By KAREN VELIE
The San Simeon Community Services District has agreed to settle lawsuits in both state and federal court regarding the district’s refusal to provide a water hookup to a retired property owner, which deprived him of the right to the free use of his property, according to public records. The settlement could open the door for those with vacant lots in San Simeon to build on their land.
On May 10, the San Simeon board is scheduled to vote on whether or not to approve the mediated settlement. When asked to explain the details, the plaintiff’s attorney Jeffrey Stulberg said to talk to him after May 10.
Amid concerns over water quality and quantity, the district enacted a water moratorium 35 years ago. In 2016, the district installed a water purification facility but did not remove or modify the moratorium.
For 17 years, Robert Hather worked to build an affordable housing development on a 1.1-acre parcel he owns in San Simeon, but was denied a water hookup. Initially, Hather purchased the property as part of his retirement plan, but instead of making money, he has lost money on upkeep and taxes.
Then in Nov. 2020, Hather filed for a hardship exemption, which is allowed under the district’s moratorium ordinance. Rather than vote on the hardship exemption request, the district board voted to table the request.
Stulberg then informed the district of plans to file a lawsuit if the district continued to deny Hather access to water. After reviewing Stulberg’s argument, district legal council Jeff Minnery determined the district had the right to deny Hather a water hookup, which prompted the lawsuit.
“Based on the representations of the district’s counsel, it appears that the district does not believe it is under any legal obligation to take action on the hardship application within any reasonable amount of time,” according to the lawsuit. “The district’s refusal to act on plaintiff’s hardship application is unreasonable and without any justification.”

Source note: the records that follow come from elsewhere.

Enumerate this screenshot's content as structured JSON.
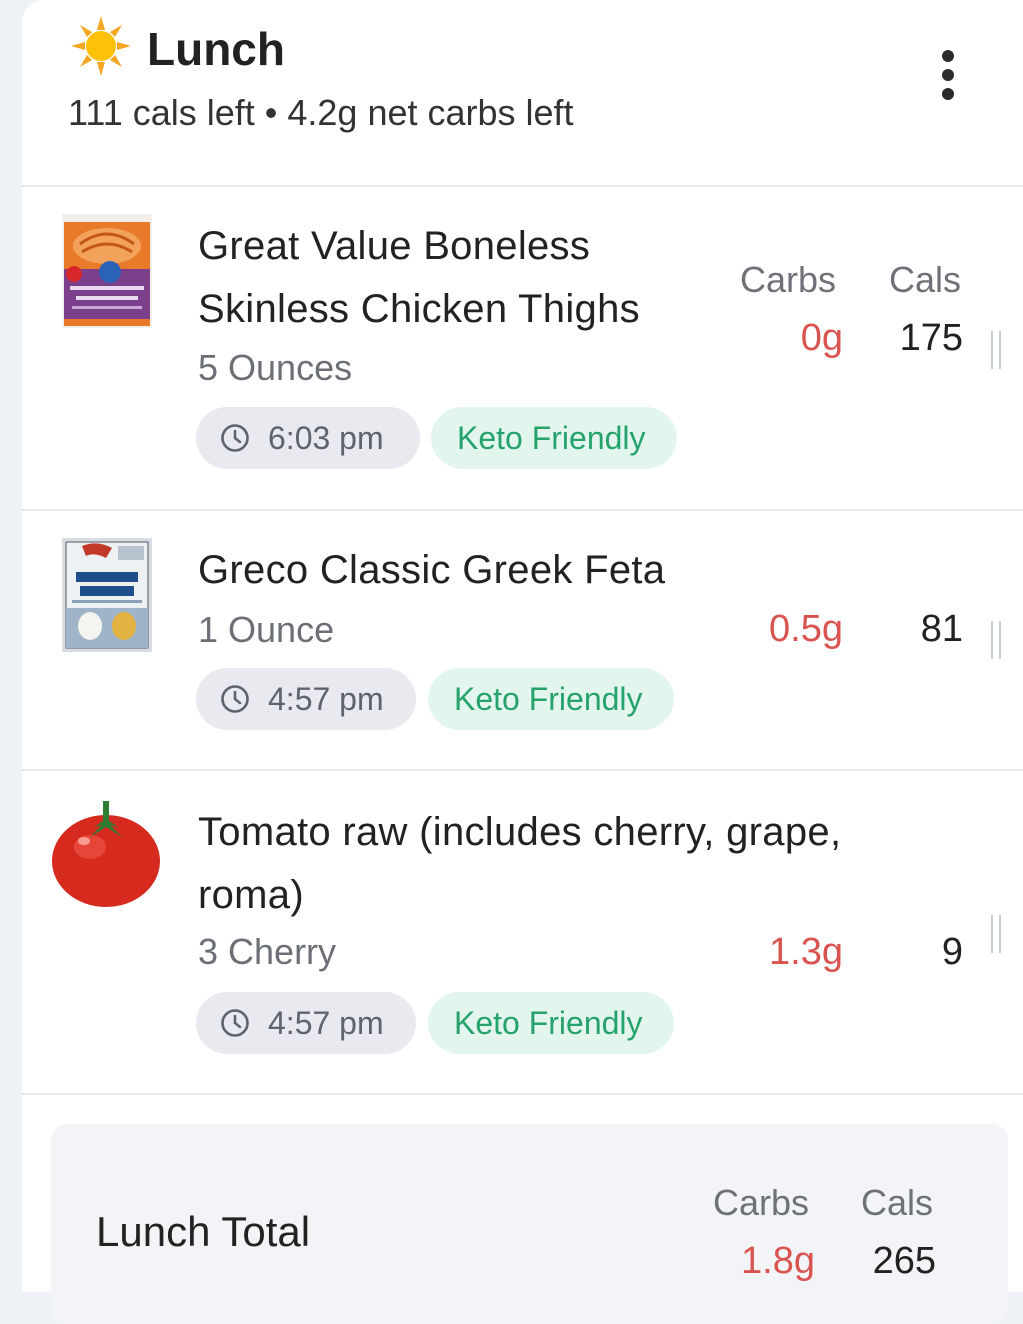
{
  "meal": {
    "title": "Lunch",
    "summary": "111 cals left • 4.2g net carbs left"
  },
  "columns": {
    "carbs": "Carbs",
    "cals": "Cals"
  },
  "items": [
    {
      "name": "Great Value Boneless Skinless Chicken Thighs",
      "serving": "5 Ounces",
      "time": "6:03 pm",
      "tag": "Keto Friendly",
      "carbs": "0g",
      "cals": "175",
      "thumb_text": [
        "Great Value",
        "Boneless Skinless Chicken Thighs"
      ]
    },
    {
      "name": "Greco Classic Greek Feta",
      "serving": "1 Ounce",
      "time": "4:57 pm",
      "tag": "Keto Friendly",
      "carbs": "0.5g",
      "cals": "81",
      "thumb_text": [
        "Greco",
        "GREEK FETA"
      ]
    },
    {
      "name": "Tomato raw (includes cherry, grape, roma)",
      "serving": "3 Cherry",
      "time": "4:57 pm",
      "tag": "Keto Friendly",
      "carbs": "1.3g",
      "cals": "9"
    }
  ],
  "total": {
    "label": "Lunch Total",
    "carbs": "1.8g",
    "cals": "265"
  },
  "icons": [
    "sun-icon",
    "more-options-icon",
    "clock-icon",
    "drag-handle-icon"
  ],
  "colors": {
    "carbs": "#d9534f",
    "keto_text": "#26a36b",
    "keto_bg": "#e3f6ee",
    "time_bg": "#e8eaef"
  }
}
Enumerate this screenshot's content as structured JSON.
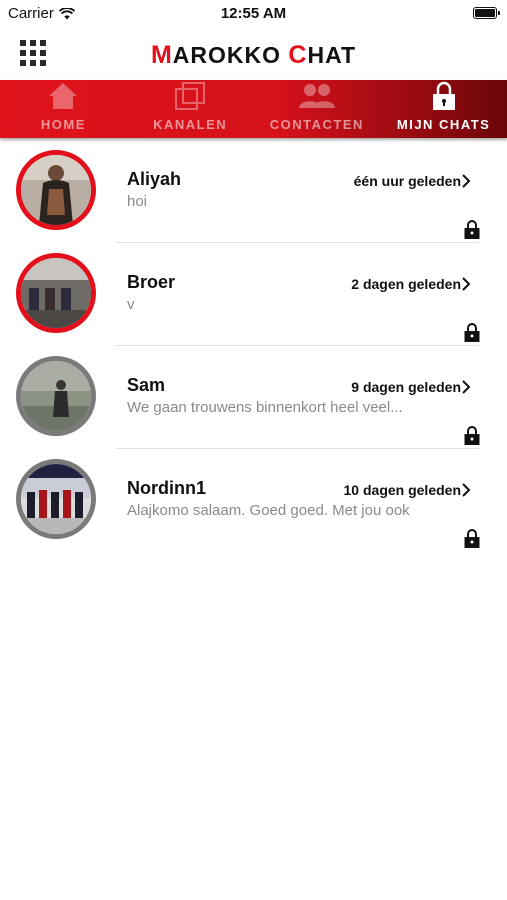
{
  "status_bar": {
    "carrier": "Carrier",
    "time": "12:55 AM"
  },
  "header": {
    "title_m": "M",
    "title_rest1": "AROKKO ",
    "title_c": "C",
    "title_rest2": "HAT"
  },
  "tabs": [
    {
      "label": "HOME",
      "icon": "home-icon",
      "active": false
    },
    {
      "label": "KANALEN",
      "icon": "channels-icon",
      "active": false
    },
    {
      "label": "CONTACTEN",
      "icon": "contacts-icon",
      "active": false
    },
    {
      "label": "MIJN CHATS",
      "icon": "lock-icon",
      "active": true
    }
  ],
  "chats": [
    {
      "name": "Aliyah",
      "preview": "hoi",
      "when": "één uur geleden"
    },
    {
      "name": "Broer",
      "preview": "v",
      "when": "2 dagen geleden"
    },
    {
      "name": "Sam",
      "preview": "We gaan trouwens binnenkort heel veel...",
      "when": "9 dagen geleden"
    },
    {
      "name": "Nordinn1",
      "preview": "Alajkomo salaam. Goed goed. Met jou ook",
      "when": "10 dagen geleden"
    }
  ],
  "colors": {
    "accent": "#e3101b",
    "tab_bar": "#d5111a",
    "muted_text": "#8a8a8a"
  }
}
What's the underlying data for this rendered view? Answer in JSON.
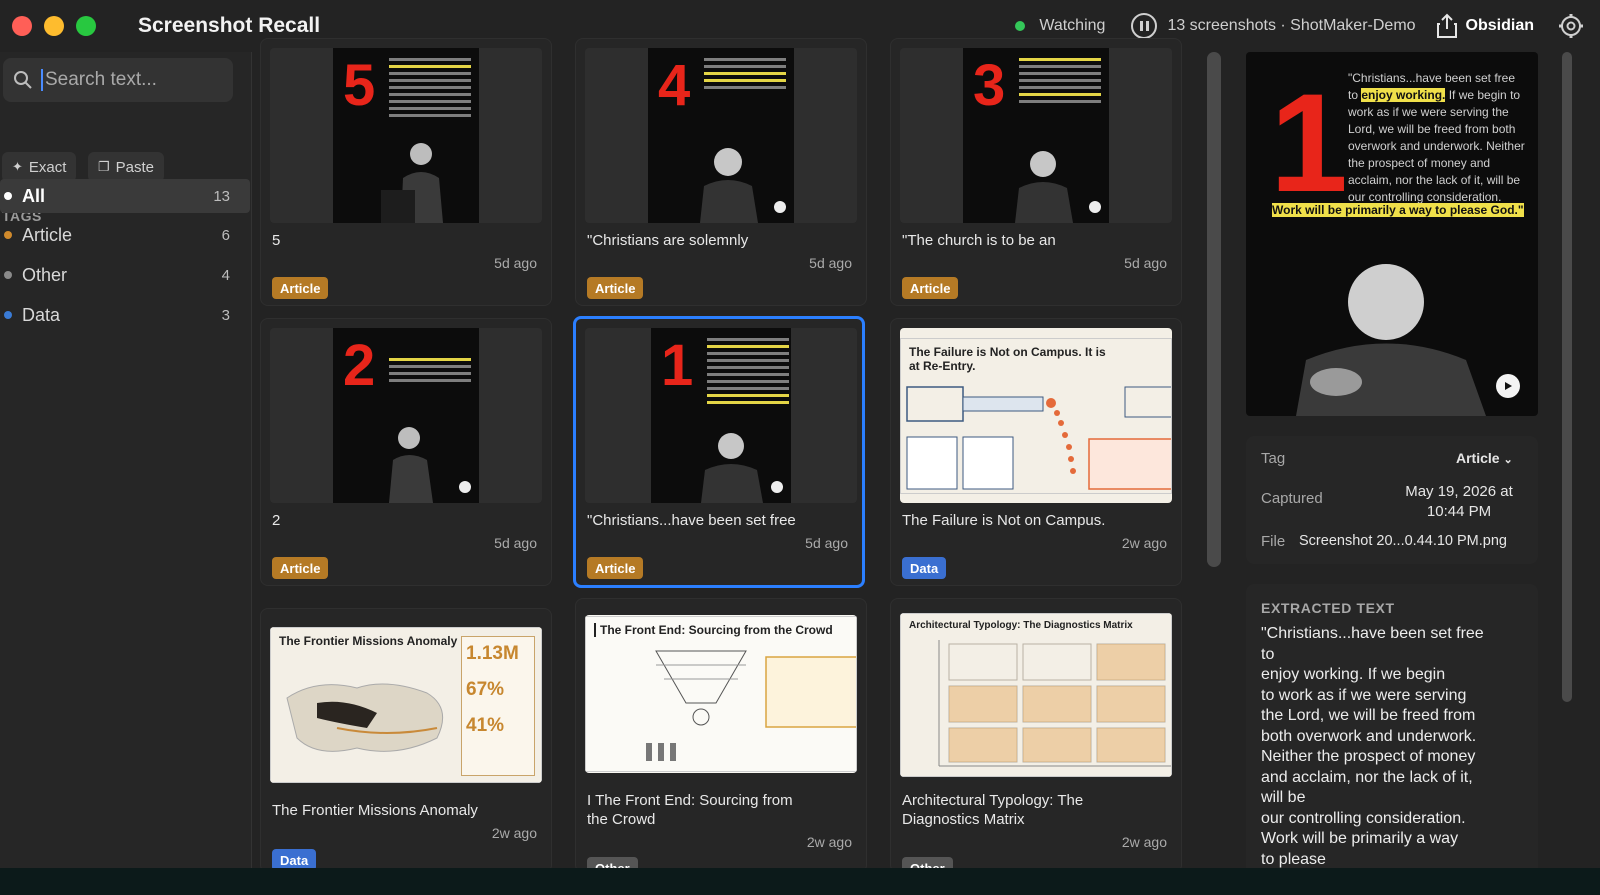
{
  "window": {
    "title": "Screenshot Recall"
  },
  "toolbar": {
    "watch_status": "Watching",
    "summary": "13 screenshots · ShotMaker-Demo",
    "export_label": "Obsidian"
  },
  "sidebar": {
    "search_placeholder": "Search text...",
    "exact_label": "Exact",
    "paste_label": "Paste",
    "tags_heading": "TAGS",
    "tags": [
      {
        "label": "All",
        "count": "13",
        "color": "#ffffff"
      },
      {
        "label": "Article",
        "count": "6",
        "color": "#d08a2c"
      },
      {
        "label": "Other",
        "count": "4",
        "color": "#8a8a8a"
      },
      {
        "label": "Data",
        "count": "3",
        "color": "#3a7bd5"
      }
    ]
  },
  "cards": [
    {
      "title": "5",
      "age": "5d ago",
      "tag": "Article",
      "num": "5"
    },
    {
      "title": "\"Christians are solemnly",
      "age": "5d ago",
      "tag": "Article",
      "num": "4"
    },
    {
      "title": "\"The church is to be an",
      "age": "5d ago",
      "tag": "Article",
      "num": "3"
    },
    {
      "title": "2",
      "age": "5d ago",
      "tag": "Article",
      "num": "2"
    },
    {
      "title": "\"Christians...have been set free",
      "age": "5d ago",
      "tag": "Article",
      "num": "1"
    },
    {
      "title": "The Failure is Not on Campus.",
      "age": "2w ago",
      "tag": "Data",
      "heading": "The Failure is Not on Campus. It is at Re-Entry."
    },
    {
      "title": "The Frontier Missions Anomaly",
      "age": "2w ago",
      "tag": "Data",
      "heading": "The Frontier Missions Anomaly",
      "stats": [
        "1.13M",
        "67%",
        "41%"
      ]
    },
    {
      "title": "I The Front End: Sourcing from the Crowd",
      "age": "2w ago",
      "tag": "Other",
      "heading": "The Front End: Sourcing from the Crowd"
    },
    {
      "title": "Architectural Typology: The Diagnostics Matrix",
      "age": "2w ago",
      "tag": "Other",
      "heading": "Architectural Typology: The Diagnostics Matrix"
    }
  ],
  "detail": {
    "preview_num": "1",
    "preview_text_a": "\"Christians...have been set free to ",
    "preview_hl_a": "enjoy working.",
    "preview_text_b": " If we begin to work as if we were serving the Lord, we will be freed from both overwork and underwork. Neither the prospect of money and acclaim, nor the lack of it, will be our controlling consideration.",
    "preview_hl_b": "Work will be primarily a way to please God.\"",
    "tag_key": "Tag",
    "tag_value": "Article",
    "captured_key": "Captured",
    "captured_value": "May 19, 2026 at 10:44 PM",
    "file_key": "File",
    "file_value": "Screenshot 20...0.44.10 PM.png",
    "extracted_heading": "EXTRACTED TEXT",
    "extracted_text": "\"Christians...have been set free\nto\nenjoy working. If we begin\nto work as if we were serving\nthe Lord, we will be freed from\nboth overwork and underwork.\nNeither the prospect of money\nand acclaim, nor the lack of it,\nwill be\nour controlling consideration.\nWork will be primarily a way\nto please"
  }
}
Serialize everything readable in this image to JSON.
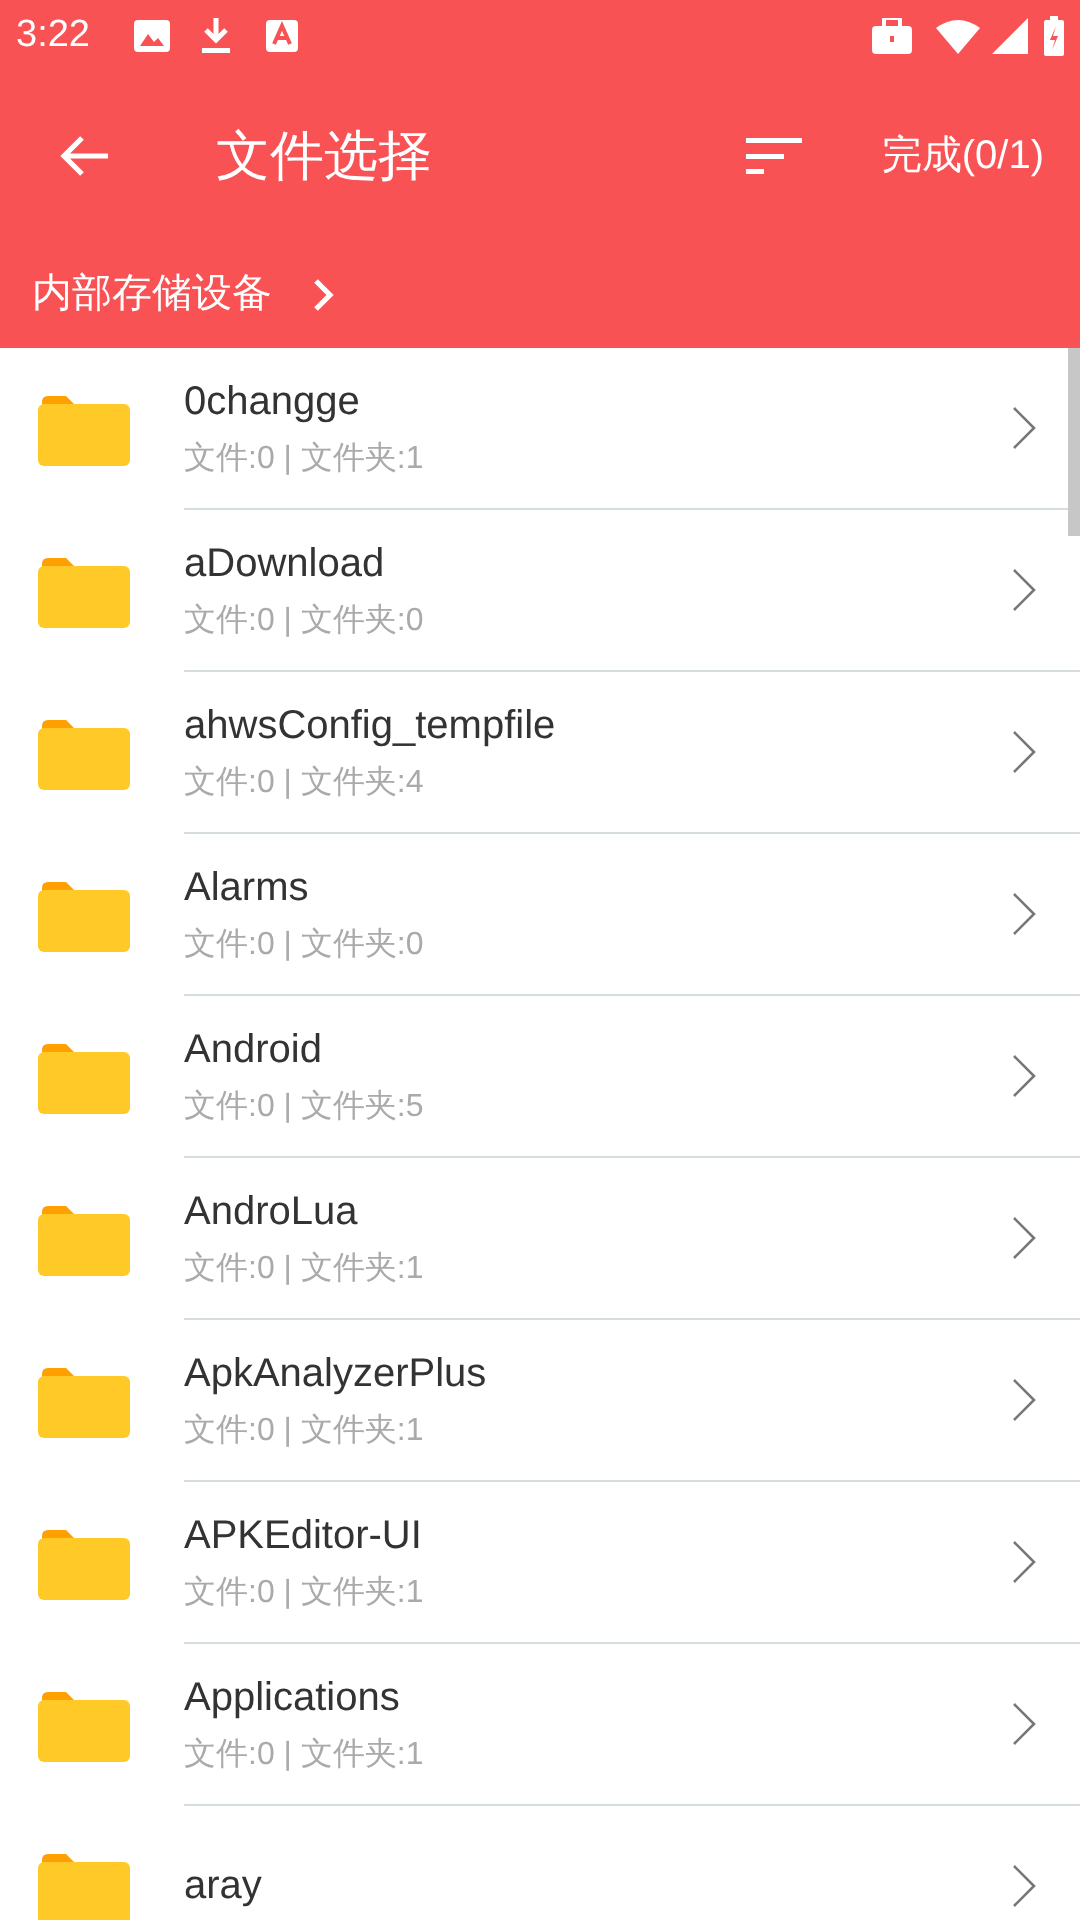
{
  "status_bar": {
    "time": "3:22"
  },
  "toolbar": {
    "title": "文件选择",
    "done_button": "完成(0/1)"
  },
  "breadcrumb": {
    "path": "内部存储设备"
  },
  "folders": [
    {
      "name": "0changge",
      "info": "文件:0 | 文件夹:1"
    },
    {
      "name": "aDownload",
      "info": "文件:0 | 文件夹:0"
    },
    {
      "name": "ahwsConfig_tempfile",
      "info": "文件:0 | 文件夹:4"
    },
    {
      "name": "Alarms",
      "info": "文件:0 | 文件夹:0"
    },
    {
      "name": "Android",
      "info": "文件:0 | 文件夹:5"
    },
    {
      "name": "AndroLua",
      "info": "文件:0 | 文件夹:1"
    },
    {
      "name": "ApkAnalyzerPlus",
      "info": "文件:0 | 文件夹:1"
    },
    {
      "name": "APKEditor-UI",
      "info": "文件:0 | 文件夹:1"
    },
    {
      "name": "Applications",
      "info": "文件:0 | 文件夹:1"
    },
    {
      "name": "aray"
    }
  ]
}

The district is currently under investigation by multiple agencies for questionable business practices, conflicts of interest and for Public Record’s Act and the Brown Act violations.